** Records supplied **

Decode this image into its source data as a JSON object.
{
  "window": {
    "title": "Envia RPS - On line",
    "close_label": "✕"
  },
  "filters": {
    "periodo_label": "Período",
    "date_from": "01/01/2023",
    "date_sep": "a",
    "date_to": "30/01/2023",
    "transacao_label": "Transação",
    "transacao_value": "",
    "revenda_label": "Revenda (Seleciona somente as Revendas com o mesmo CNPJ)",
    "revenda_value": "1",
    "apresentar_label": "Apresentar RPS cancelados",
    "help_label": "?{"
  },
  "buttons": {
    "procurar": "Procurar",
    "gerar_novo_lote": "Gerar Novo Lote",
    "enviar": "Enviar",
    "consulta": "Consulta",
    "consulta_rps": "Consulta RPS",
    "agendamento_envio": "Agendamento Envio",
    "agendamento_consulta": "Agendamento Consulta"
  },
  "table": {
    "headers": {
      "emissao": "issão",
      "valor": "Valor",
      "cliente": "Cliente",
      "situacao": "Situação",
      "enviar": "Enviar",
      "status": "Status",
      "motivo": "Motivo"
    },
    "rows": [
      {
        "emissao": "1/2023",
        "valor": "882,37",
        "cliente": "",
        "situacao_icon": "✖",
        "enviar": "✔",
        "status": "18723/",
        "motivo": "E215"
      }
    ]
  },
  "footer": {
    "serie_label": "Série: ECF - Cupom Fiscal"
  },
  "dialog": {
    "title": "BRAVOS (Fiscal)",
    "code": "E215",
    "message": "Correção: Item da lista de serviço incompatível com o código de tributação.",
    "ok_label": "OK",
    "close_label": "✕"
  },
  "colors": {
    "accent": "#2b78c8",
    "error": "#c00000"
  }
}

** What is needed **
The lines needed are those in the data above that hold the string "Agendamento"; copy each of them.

** Answer for the task **
    "agendamento_envio": "Agendamento Envio",
    "agendamento_consulta": "Agendamento Consulta"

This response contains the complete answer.